“There are people who try to live without restraints. They follow the epicurean philosophy of the pagan Romans: ‘Let us eat and drink, for tomorrow we may die.’ But we could also look at life in the following way: In order to transcend life, I must die to my old, immature, egotistic self. If I want to become a mature and grown-up person, I must leave my youth behind me.” (From the New Saint Joseph Sunday Missal, Complete Edition)

I showed this passage to Drew and we smiled and chuckled, realizing that we were probably in for a very enlightening and emotional Mass experience. And what a doozy it was. It is like Fr. Jim knew what we were experiencing. His homily emphasized the importance of our reactions to life’s situations - Yep! We are learning that lesson right now! THEN, he went on to explain that although the Gospel reading about Jesus and Lazarus says, “Jesus wept,” the more original translation read, “Jesus burst into tears.” Father wanted us to think about a time when we felt that much emotion and how bursting into tears was often a sign of love and shock and overwhelming feelings – Yep! Been there, done that, two hours ago! Trying not to burst into tears right now! Needless to say, at this point I was fumbling around my purse looking for tissues and hoping people around me weren’t bothered by my sniffles. Father’s homily was exactly what we needed to hear, and the comfort of Communion with Jesus in the Eucharist provided the peace for which my soul longed. I am amazed at how often the lessons of the Mass align with the goings-on of my life. It would probably be a little bit scary if it weren’t actually so awe-inspiring.

We left Mass feeling very in love with each other and very loved and blessed by God. It became so easy to realize the important aspects of our dilemma: Drew was safe and healthy and we had people around us who were willing to help us find a solution to our problem. We didn’t know what the solution would be or when we would find it, but we felt a little more optimistic. After consulting our friends and realizing all we could do was wait, we went home and had a relatively relaxing evening.

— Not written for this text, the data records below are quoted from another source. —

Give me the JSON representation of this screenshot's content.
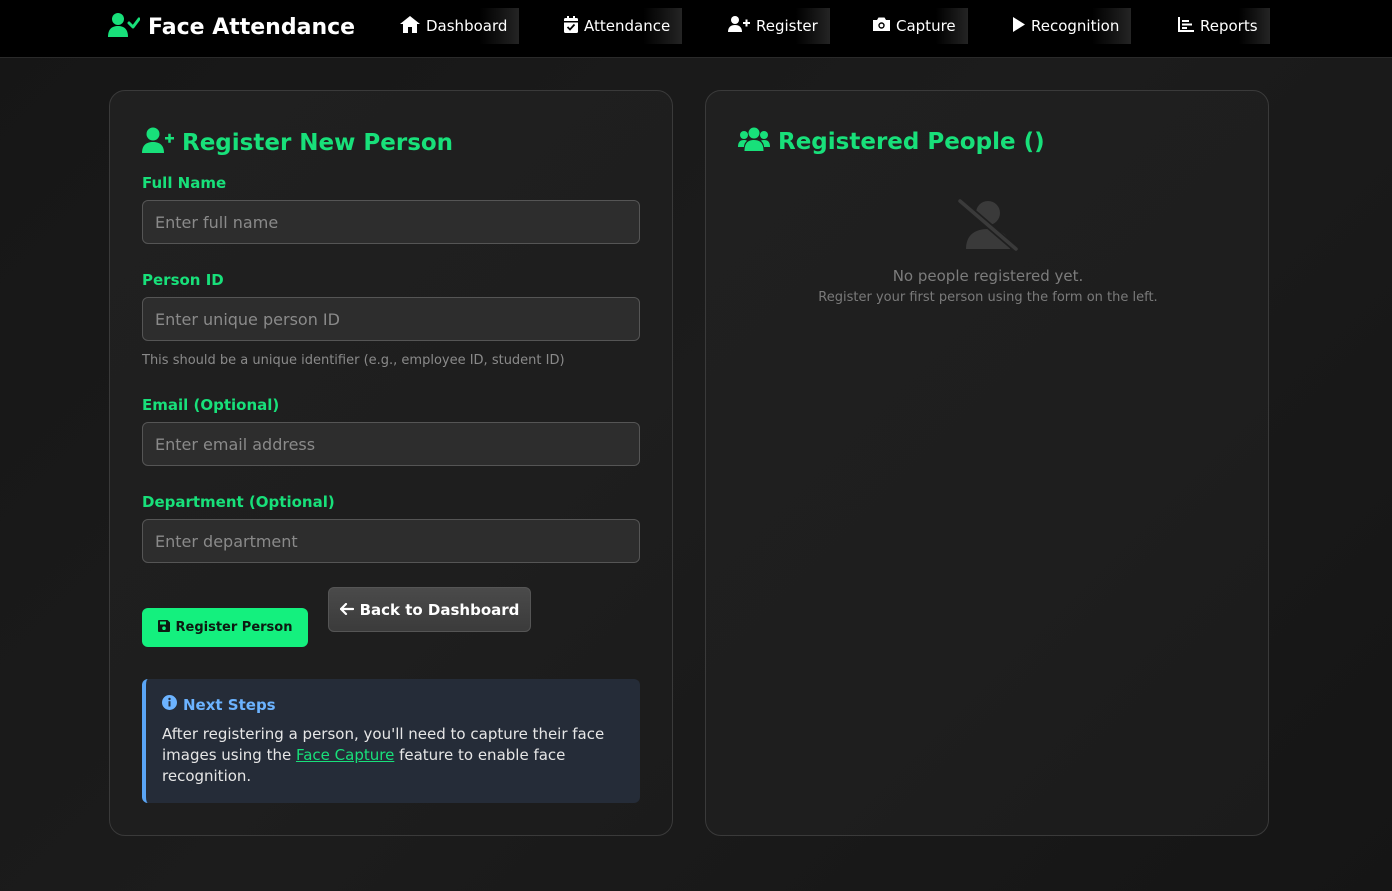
{
  "nav": {
    "brand": "Face Attendance",
    "brand_icon": "user-check-icon",
    "items": [
      {
        "label": "Dashboard",
        "icon": "home-icon"
      },
      {
        "label": "Attendance",
        "icon": "calendar-check-icon"
      },
      {
        "label": "Register",
        "icon": "user-plus-icon"
      },
      {
        "label": "Capture",
        "icon": "camera-icon"
      },
      {
        "label": "Recognition",
        "icon": "play-icon"
      },
      {
        "label": "Reports",
        "icon": "chart-icon"
      }
    ]
  },
  "form": {
    "title": "Register New Person",
    "fields": {
      "full_name": {
        "label": "Full Name",
        "placeholder": "Enter full name",
        "value": ""
      },
      "person_id": {
        "label": "Person ID",
        "placeholder": "Enter unique person ID",
        "value": "",
        "help": "This should be a unique identifier (e.g., employee ID, student ID)"
      },
      "email": {
        "label": "Email (Optional)",
        "placeholder": "Enter email address",
        "value": ""
      },
      "department": {
        "label": "Department (Optional)",
        "placeholder": "Enter department",
        "value": ""
      }
    },
    "register_button": "Register Person",
    "back_button": "Back to Dashboard",
    "info": {
      "title": "Next Steps",
      "text_before": "After registering a person, you'll need to capture their face images using the ",
      "link": "Face Capture",
      "text_after": " feature to enable face recognition."
    }
  },
  "registered": {
    "title": "Registered People ()",
    "empty_title": "No people registered yet.",
    "empty_subtitle": "Register your first person using the form on the left."
  },
  "colors": {
    "accent": "#18e07a",
    "info": "#6cb3ff",
    "background": "#161616"
  }
}
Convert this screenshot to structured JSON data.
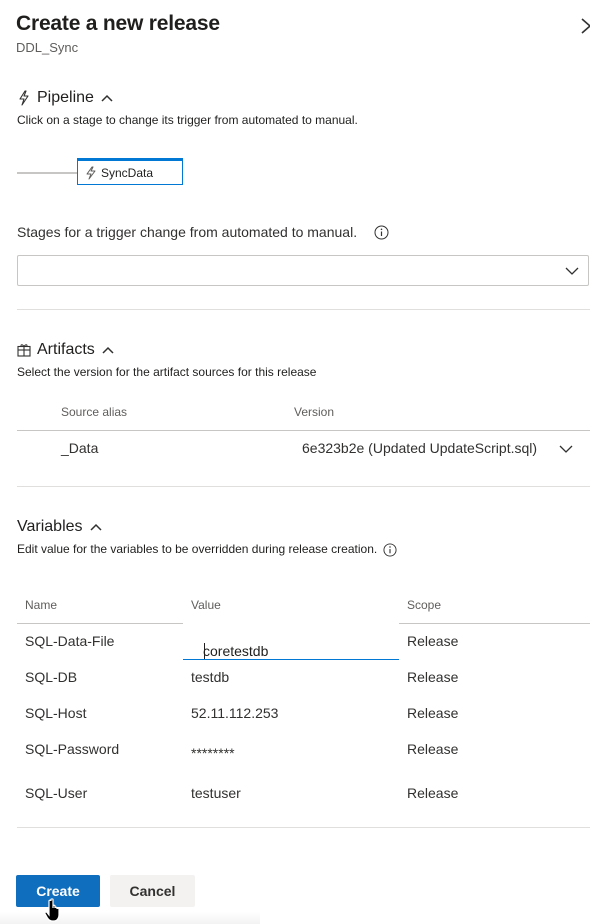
{
  "panel": {
    "title": "Create a new release",
    "subtitle": "DDL_Sync"
  },
  "pipeline": {
    "heading": "Pipeline",
    "description": "Click on a stage to change its trigger from automated to manual.",
    "stage_name": "SyncData",
    "trigger_label": "Stages for a trigger change from automated to manual.",
    "trigger_value": ""
  },
  "artifacts": {
    "heading": "Artifacts",
    "description": "Select the version for the artifact sources for this release",
    "columns": [
      "Source alias",
      "Version"
    ],
    "rows": [
      {
        "source_alias": "_Data",
        "version": "6e323b2e (Updated UpdateScript.sql)"
      }
    ]
  },
  "variables": {
    "heading": "Variables",
    "description": "Edit value for the variables to be overridden during release creation.",
    "columns": [
      "Name",
      "Value",
      "Scope"
    ],
    "rows": [
      {
        "name": "SQL-Data-File",
        "value": "coretestdb",
        "scope": "Release"
      },
      {
        "name": "SQL-DB",
        "value": "testdb",
        "scope": "Release"
      },
      {
        "name": "SQL-Host",
        "value": "52.11.112.253",
        "scope": "Release"
      },
      {
        "name": "SQL-Password",
        "value": "********",
        "scope": "Release"
      },
      {
        "name": "SQL-User",
        "value": "testuser",
        "scope": "Release"
      }
    ]
  },
  "actions": {
    "create_label": "Create",
    "cancel_label": "Cancel"
  },
  "colors": {
    "accent": "#0078d4",
    "primary_button": "#106ebe",
    "divider": "#e1dfdd"
  },
  "icons": {
    "close": "close-icon",
    "pipeline": "lightning-icon",
    "artifacts": "package-icon",
    "info": "info-icon",
    "chevron_up": "chevron-up-icon",
    "chevron_down": "chevron-down-icon"
  }
}
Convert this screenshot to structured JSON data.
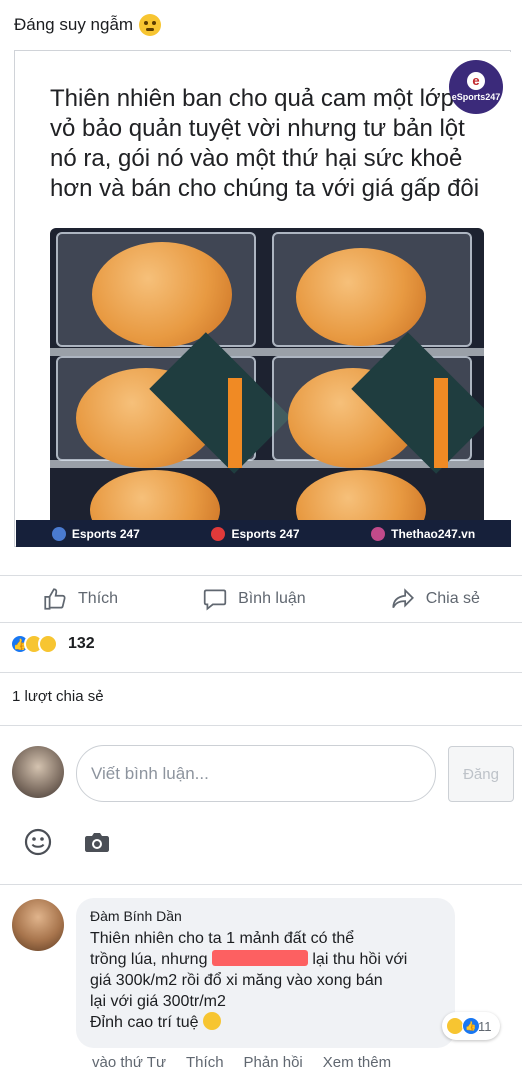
{
  "post": {
    "caption": "Đáng suy ngẫm",
    "caption_emoji": "thinking-face-emoji",
    "image": {
      "meme_text": "Thiên nhiên ban cho quả cam một lớp vỏ bảo quản tuyệt vời nhưng tư bản lột nó ra, gói nó vào một thứ hại sức khoẻ hơn và bán cho chúng ta với giá gấp đôi",
      "badge_text": "eSports247",
      "footer": [
        {
          "label": "Esports 247",
          "icon": "esports-globe-icon"
        },
        {
          "label": "Esports 247",
          "icon": "esports-logo-icon"
        },
        {
          "label": "Thethao247.vn",
          "icon": "thethao-logo-icon"
        }
      ]
    }
  },
  "actions": {
    "like": "Thích",
    "comment": "Bình luận",
    "share": "Chia sẻ"
  },
  "reactions": {
    "count": "132",
    "types": [
      "like",
      "haha",
      "sad"
    ]
  },
  "shares": "1 lượt chia sẻ",
  "composer": {
    "placeholder": "Viết bình luận...",
    "post_button": "Đăng"
  },
  "comments": [
    {
      "author": "Đàm Bính Dần",
      "line1": "Thiên nhiên cho ta 1 mảnh đất có thể",
      "line2_before": "trồng lúa, nhưng",
      "line2_after": "lại thu hồi với",
      "line3": "giá 300k/m2 rồi đổ xi măng vào xong bán",
      "line4": "lại với giá 300tr/m2",
      "line5": "Đỉnh cao trí tuệ",
      "reaction_count": "11",
      "actions": {
        "time": "vào thứ Tư",
        "like": "Thích",
        "reply": "Phản hồi",
        "more": "Xem thêm"
      }
    }
  ],
  "colors": {
    "facebook_blue": "#1877f2",
    "muted_text": "#606770",
    "bubble_bg": "#f0f2f5",
    "footer_bg": "#16203a"
  }
}
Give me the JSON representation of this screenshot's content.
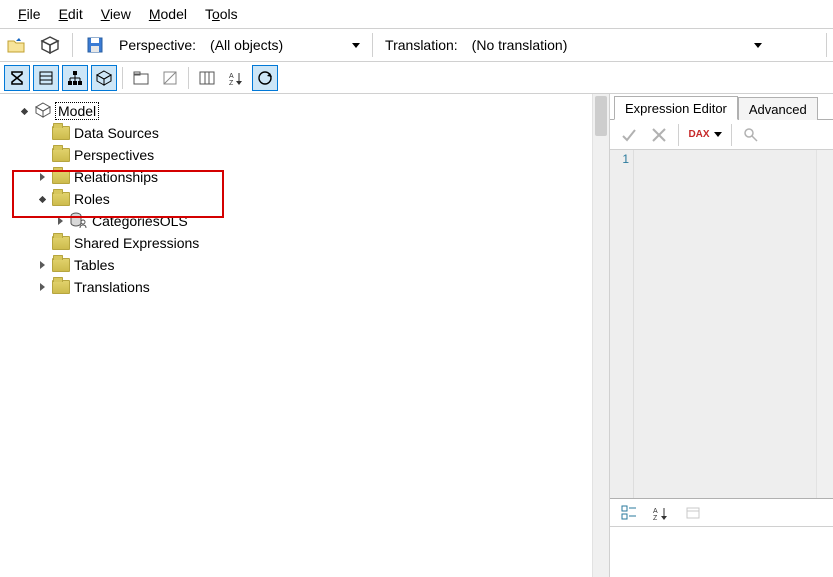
{
  "menubar": {
    "file": "File",
    "edit": "Edit",
    "view": "View",
    "model": "Model",
    "tools": "Tools"
  },
  "perspective": {
    "label": "Perspective:",
    "value": "(All objects)"
  },
  "translation": {
    "label": "Translation:",
    "value": "(No translation)"
  },
  "tree": {
    "root": "Model",
    "data_sources": "Data Sources",
    "perspectives": "Perspectives",
    "relationships": "Relationships",
    "roles": "Roles",
    "role_item": "CategoriesOLS",
    "shared_expressions": "Shared Expressions",
    "tables": "Tables",
    "translations": "Translations"
  },
  "right_panel": {
    "tab_expression": "Expression Editor",
    "tab_advanced": "Advanced",
    "dax_label": "DAX",
    "gutter_1": "1"
  }
}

Of all the silver linings to be found in the Mudpocalypse, it is the overwhelming feeling of love from this day that I appreciate the most. It is easy to say that you will love someone “in good times and in bad,” but it is harder to do it in real life. In the grand scheme of "bad" things that can happen to a married couple, our problem was pretty low on the totem pole, although it felt very large at the time. We aren't dealing with many of the awful situations people all over the world face everyday, but as far as our daily lives go, we had been thrown into a tizzy. If I can love Drew this much when things are tough, how much better can I love him when life is running smoothly? I know my words here cannot have come close to conveying the profound stirring that occurred within my soul, but I hope I have given you a glimpse of it. Choosing love is worth it, and when you do you will be rewarded beyond measure. Love wins!

I just read this post to edit it and now I am crying again. Geez, Louise, I can feel my "stone cold" reputation slipping away.
Come back tomorrow to see pictures of Bruce stuck in the mud and read about the continuation of the Mudpocalypse! I promise it will NOT be as touchy-feely as this post was. :)

4/27/2014 UPDATE: If you want to listen to Father Jim's homily, click here.


  1. I started tearing up reading your emotional descriptions. I think one trick to maintaining an "ice" reputation is not having the talent to express emotions as eloquently as you did! lol

    1. Thanks, Kris. :) I am pretty decent at explaining how I feel in writing, but not as much in real life.

    2. And thank YOU for being so helpful and supportive through all of it!